Traveling and exploring has always been a way of life for Victor Vance.
"There’s pretty much nothing I don’t want to see, nothing I don’t want to experience," Vance says.
That’s why the flight attendant, his partner and a colleague – Teresa Flores – decided to visit South Africa for the trip of a lifetime.
"Just to spend time there and feel the energy and walk around and see the animals was fantastic," Flores said.
They needed a car to get around, so Vance rented from Hertz.
"I went with their name, actually, for the fact that it was Hertz and I thought I could trust in the fact that no matter where you are, it’s a US corporation and you should be safe," Vance says.
And Vance paid for the maximum coverage he could buy, accepting Hertz’ collision damage, theft and super waivers.
Halfway into their trip, as the trio was making its way back to Johannesburg Airport on a two lane highway, the unthinkable happened. Vance says he saw a vehicle in their lane – trying to pass a line of 7 cars – and coming straight at them.
"Victor tries his best to go off the side of the road, but the tires catch on the gravel," Flores says.
"I got back on the road, but then I started fishtailing and we almost went onto oncoming traffic," Vance says.

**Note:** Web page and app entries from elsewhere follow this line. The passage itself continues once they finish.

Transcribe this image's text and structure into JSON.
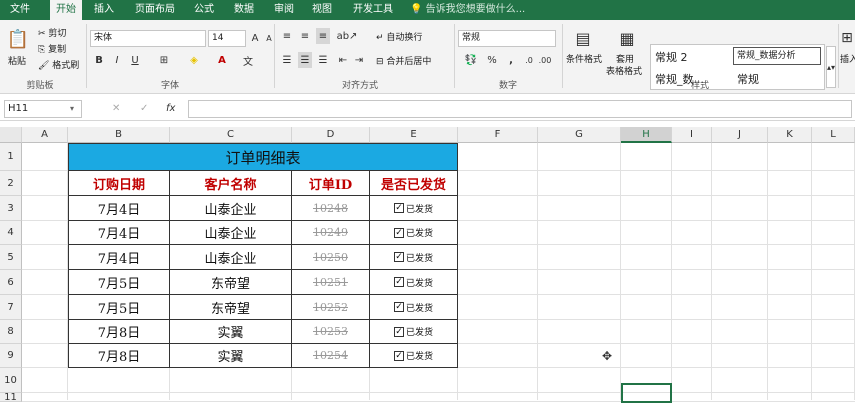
{
  "menu": {
    "tabs": [
      {
        "label": "文件"
      },
      {
        "label": "开始"
      },
      {
        "label": "插入"
      },
      {
        "label": "页面布局"
      },
      {
        "label": "公式"
      },
      {
        "label": "数据"
      },
      {
        "label": "审阅"
      },
      {
        "label": "视图"
      },
      {
        "label": "开发工具"
      }
    ],
    "tell_me": "告诉我您想要做什么..."
  },
  "ribbon": {
    "clipboard": {
      "paste": "粘贴",
      "cut": "剪切",
      "copy": "复制",
      "format_painter": "格式刷",
      "label": "剪贴板"
    },
    "font": {
      "name": "宋体",
      "size": "14",
      "bold": "B",
      "italic": "I",
      "underline": "U",
      "label": "字体"
    },
    "alignment": {
      "wrap": "自动换行",
      "merge": "合并后居中",
      "label": "对齐方式"
    },
    "number": {
      "format": "常规",
      "percent": "%",
      "comma": ",",
      "label": "数字"
    },
    "styles": {
      "conditional": "条件格式",
      "table_format": "套用\n表格格式",
      "table_format_l1": "套用",
      "table_format_l2": "表格格式",
      "cells": [
        "常规 2",
        "常规_数据分析",
        "常规_数...",
        "常规"
      ],
      "label": "样式"
    },
    "insert": "插入"
  },
  "formula_bar": {
    "name_box": "H11",
    "cancel": "✕",
    "enter": "✓",
    "fx": "fx",
    "value": ""
  },
  "grid": {
    "columns": [
      "A",
      "B",
      "C",
      "D",
      "E",
      "F",
      "G",
      "H",
      "I",
      "J",
      "K",
      "L"
    ],
    "rows": [
      "1",
      "2",
      "3",
      "4",
      "5",
      "6",
      "7",
      "8",
      "9",
      "10",
      "11"
    ],
    "selected_column": "H",
    "selected_cell": "H11"
  },
  "table": {
    "title": "订单明细表",
    "headers": [
      "订购日期",
      "客户名称",
      "订单ID",
      "是否已发货"
    ],
    "rows": [
      {
        "date": "7月4日",
        "customer": "山泰企业",
        "id": "10248",
        "shipped": "已发货"
      },
      {
        "date": "7月4日",
        "customer": "山泰企业",
        "id": "10249",
        "shipped": "已发货"
      },
      {
        "date": "7月4日",
        "customer": "山泰企业",
        "id": "10250",
        "shipped": "已发货"
      },
      {
        "date": "7月5日",
        "customer": "东帝望",
        "id": "10251",
        "shipped": "已发货"
      },
      {
        "date": "7月5日",
        "customer": "东帝望",
        "id": "10252",
        "shipped": "已发货"
      },
      {
        "date": "7月8日",
        "customer": "实翼",
        "id": "10253",
        "shipped": "已发货"
      },
      {
        "date": "7月8日",
        "customer": "实翼",
        "id": "10254",
        "shipped": "已发货"
      }
    ]
  },
  "colors": {
    "accent": "#217346",
    "title_fill": "#1ba9e2",
    "header_text": "#c00000"
  }
}
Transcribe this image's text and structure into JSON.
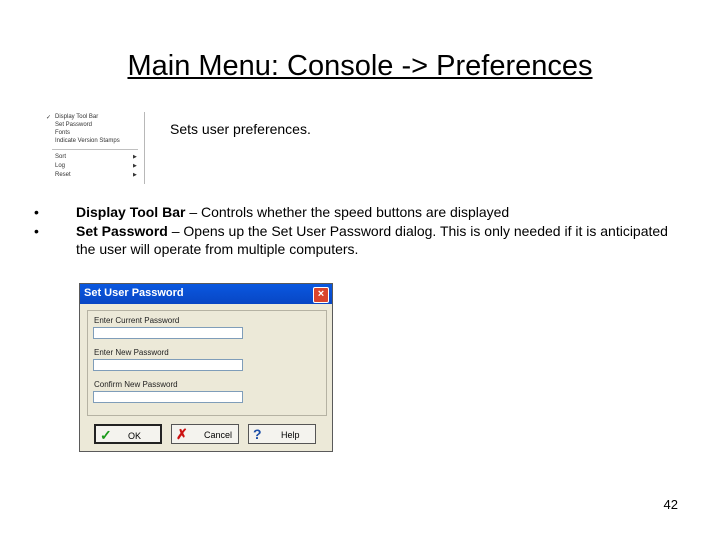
{
  "slide": {
    "title": "Main Menu:  Console -> Preferences",
    "description": "Sets user preferences.",
    "page_number": "42"
  },
  "menu": {
    "items": [
      {
        "label": "Display Tool Bar",
        "checked": true,
        "submenu": false
      },
      {
        "label": "Set Password",
        "checked": false,
        "submenu": false
      },
      {
        "label": "Fonts",
        "checked": false,
        "submenu": false
      },
      {
        "label": "Indicate Version Stamps",
        "checked": false,
        "submenu": false
      }
    ],
    "submenu_items": [
      {
        "label": "Sort",
        "submenu": true
      },
      {
        "label": "Log",
        "submenu": true
      },
      {
        "label": "Reset",
        "submenu": true
      }
    ]
  },
  "bullets": [
    {
      "term": "Display Tool Bar",
      "text": " – Controls whether the speed buttons are displayed"
    },
    {
      "term": "Set Password",
      "text": " – Opens up the Set User Password dialog.  This is only needed if it is anticipated the user will operate from multiple computers."
    }
  ],
  "dialog": {
    "title": "Set User Password",
    "close_glyph": "×",
    "fields": [
      {
        "label": "Enter Current Password",
        "value": ""
      },
      {
        "label": "Enter New Password",
        "value": ""
      },
      {
        "label": "Confirm New Password",
        "value": ""
      }
    ],
    "buttons": {
      "ok": "OK",
      "cancel": "Cancel",
      "help": "Help"
    }
  },
  "colors": {
    "titlebar": "#0a58e0",
    "dialog_bg": "#ece9d8",
    "ok_check": "#1a9a1a",
    "cancel_x": "#cc1111",
    "help_q": "#1d4fa8"
  }
}
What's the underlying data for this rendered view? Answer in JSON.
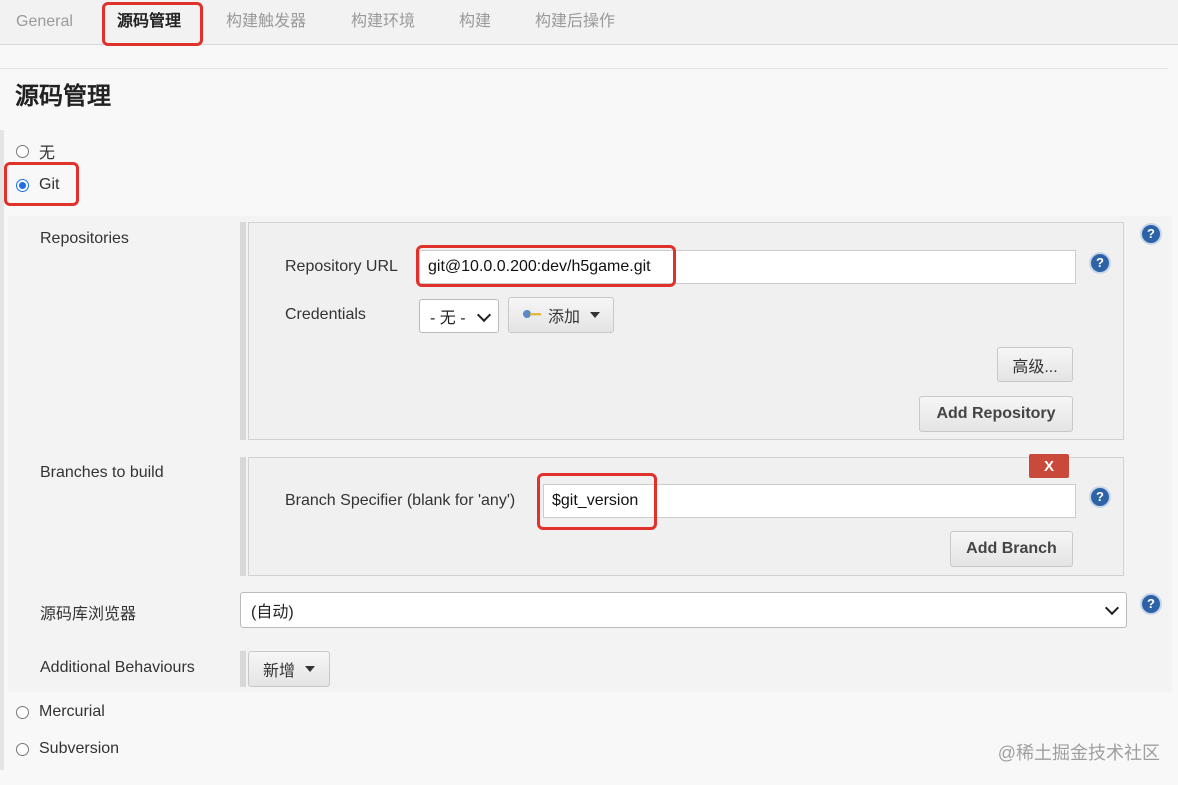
{
  "tabs": [
    {
      "label": "General",
      "active": false
    },
    {
      "label": "源码管理",
      "active": true
    },
    {
      "label": "构建触发器",
      "active": false
    },
    {
      "label": "构建环境",
      "active": false
    },
    {
      "label": "构建",
      "active": false
    },
    {
      "label": "构建后操作",
      "active": false
    }
  ],
  "section_title": "源码管理",
  "scm_options": {
    "none": "无",
    "git": "Git",
    "mercurial": "Mercurial",
    "subversion": "Subversion",
    "selected": "Git"
  },
  "repositories": {
    "label": "Repositories",
    "url_label": "Repository URL",
    "url_value": "git@10.0.0.200:dev/h5game.git",
    "credentials_label": "Credentials",
    "credentials_value": "- 无 -",
    "add_label": "添加",
    "advanced_label": "高级...",
    "add_repository_label": "Add Repository"
  },
  "branches": {
    "label": "Branches to build",
    "specifier_label": "Branch Specifier (blank for 'any')",
    "specifier_value": "$git_version",
    "delete_label": "X",
    "add_branch_label": "Add Branch"
  },
  "browser": {
    "label": "源码库浏览器",
    "value": "(自动)"
  },
  "behaviours": {
    "label": "Additional Behaviours",
    "add_label": "新增"
  },
  "help_glyph": "?",
  "watermark": "@稀土掘金技术社区",
  "colors": {
    "highlight": "#e0312b",
    "radio_checked": "#1e6fe3",
    "help_icon": "#2d63a6",
    "delete_button": "#c94a3a"
  }
}
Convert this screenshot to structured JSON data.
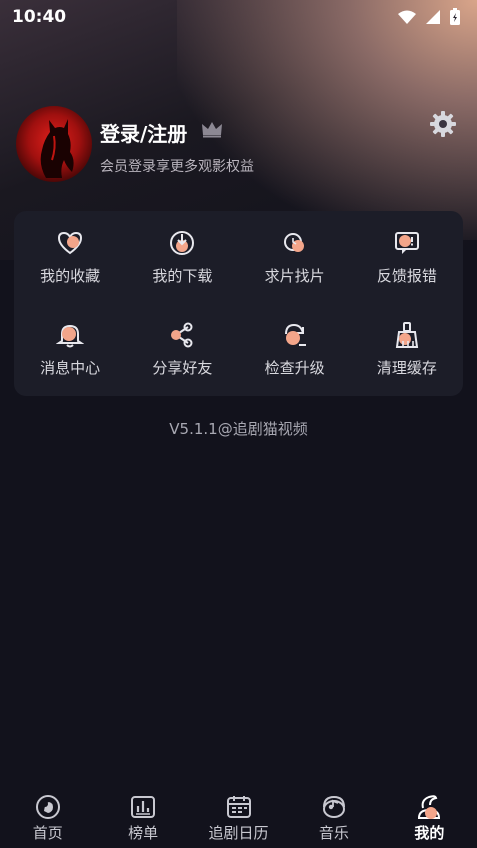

Vance was able to steer the car off the road – away from traffic – and into a drainage ditch. Flores – who was sitting in the back seat – was taken to the hospital with minor injuries. Vance stayed behind with the damaged car.
"We did everything we were supposed to," says Vance. "I immediately started calling Hertz to alert them of [the accident]."
When a tow truck showed up at the scene, Vance says he asked if they were from Hertz and when they said ‘yes’, he signed over the car to them. He then headed to the hospital to meet up with Flores. Vance says he kept calling Hertz to ask for another vehicle.
"When we finally just got somebody on the phone, we said we need a car, what are you going to be doing for us? And the gentleman just said, ‘we’re not providing one’," says Vance.
They found another way to get around and continue on the trip. But when he returned home, Vance noticed a series of unexplained charges – for varying amounts – on his credit card. All of the charges came from Hertz.
"I can’t get any answers," Vance said.
That’s why he called NBC 6 Responds. Hertz US told us the charges are related to the accident. It turns out, the towing company that showed up at the scene was not authorized by Hertz to take the car.
"How am I supposed to know – in a foreign country – what I’m supposed to be looking for if you won’t give me any answers, any direction?" Vance said.
And even though he paid for all of those waivers, Hertz says they don’t cover damages in accidents "where no other vehicle, animal, object or person" is involved.
We sent them the police report Vance filed with authorities in South Africa, showing there was another vehicle involved. Hertz responded that "there must be physical contact" in order for the waivers to cover damage. The company goes on to say, "Hertz prides itself on delivering premium customer service at our locations across the globe, and we regret that Mr. Vance’s experience was not up to that standard."
Hertz South Africa issued a credit for $1,000 – for the towing fees and the additional days Vance was charged while the vehicle was in storage. That credit was applied to the money Vance still owes, reducing his balance to $900.
If you’re signing up for damage waivers, make sure you read the fine print. You should also look at what kind of coverage you may get through your credit card, if you’re considering a car rental outside of the U.S.